Did suddenly becoming a person with twins impact your writing?

I was in this immersive writing state and then I did the opposite, where I couldn’t write for more than three minutes without somebody screaming. The main concern that came between the first and second drafts was that there were whole sections that could only be clear to me what was going on, because I was so in it. Being a person with a three-minute time limit forced me to clarify a lot of things about the work to myself and hopefully to other people. The other impact of my twins is that I probably won’t write another book for a few years.

What does balance look like for you?

I am obsessed with my children and it feels like nobody wants to hear that when I’m speaking in professional contexts. But I find my kids so fascinating. Conveniently for me, as someone who’s really interested in language, they’re at this point where they’re experimenting not just with words but grammar. You can actually see the wheels turning. And that’s actually all I care about at the moment. I’m not doing as many translations. I also didn’t have an academic job in the past, which meant that I had to earn money as a freelancer, which means working triply hard to get commissions outside of doing the assignment itself. I do have a translation coming out in the fall, The Plains by Federico Falco, an experimental novel about grief that I’m really excited about.

Some people want to pretend that their work is the only thing in their life, and I so appreciate you acknowledging that it’s not the case. What is your ideal work setup, with kids or without?

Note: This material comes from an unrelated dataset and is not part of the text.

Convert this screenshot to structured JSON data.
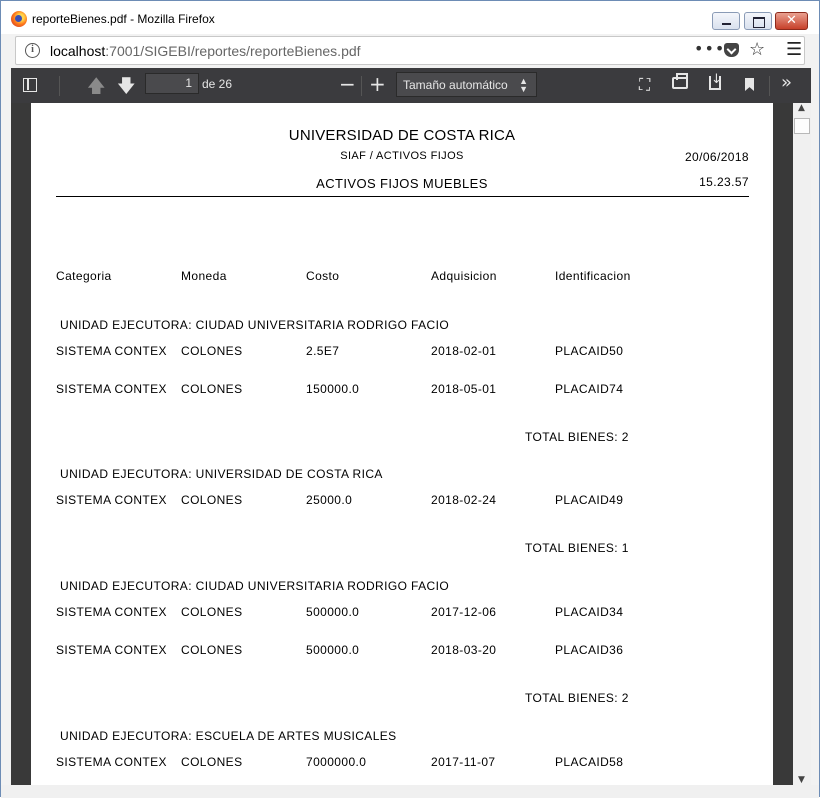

I do really need isolation. I’m so jealous of my husband. You could literally put him on the ground outside and he would be perfectly productive, would have no idea that cars were driving by. I need an assurance that I won’t be interrupted. If it’s just a room, that’s fine as long as I can close the door. That’s why I love residencies. I mean, I love them for other reasons. I’ve made really great friends, met artists that I wouldn’t have otherwise. But the ideal space would be this luxury treehouse, at the Jan Michalski Foundation. That’s literally the ideal for most people, I would think. Anything that has a little bit of access to nature so that you can take a walk when you need a break.

You’re married to another translator, right? The dynamic is very interesting to me as a writer dating another writer.

I never dated writers and I used to swear I never would date a writer. Then my husband came along. I think translators are nicer people than writers in the sense that they’re not quite so precious about their egos and not quite so competitive. That’s been my experience, anyway.

I translate from Polish and he translates mostly Ukrainian writers from Russia. They’re close enough that we can ask each other questions. I’ve studied Russian, he studied Polish, we’ve both studied Ukrainian. But our preferences in terms of what we translate and what we read are different. I like contemporary women’s prose, especially fiction, and he’s interested in formal poetry above all else and early-20th-century writers. It never feels suffocating. We live our own creative lives, then eventually give each other something to read.

Jennifer Croft recommends five works of translated literature:

Ramifications by Daniel Saldaña París, translated by Christina MacSweeney

Strange Beasts of China by Yan Ge, translated by Jeremy Tiang

Grey Bees by Andrey Kurkov, translated by Boris Dralyuk

The Red Book of Farewells by Pirkko Saisio, translated by Mia Spangenberg

Love in the Big City by Sang Young Park, translated by Anton Hur

This content originally appeared on The Creative Independent and was authored by Greta Rainbow.


[1] The Extinction of Irena Rey by Jennifer Croft | Goodreads ➤[2] Book Review:'Homesick' Is A Boundary-Expanding Story Of Devotion — And Growing Up : NPR ➤[3] Olga Tokarczuk – Facts – 2018 - ➤[4] Cleopatra and Frankenstein by Coco Mellors | Goodreads ➤[5][6][7][8] The Foundation – Fondation Jan Michalski ➤[9][10] Strange Beasts of China - Wikipedia ➤[11] Grey Bees - Wikipedia ➤[12] The Red Book of Farewells | Center for the Art of Translation | Two Lines Press ➤[13] Love in the Big City by Sang Young Park | Goodreads ➤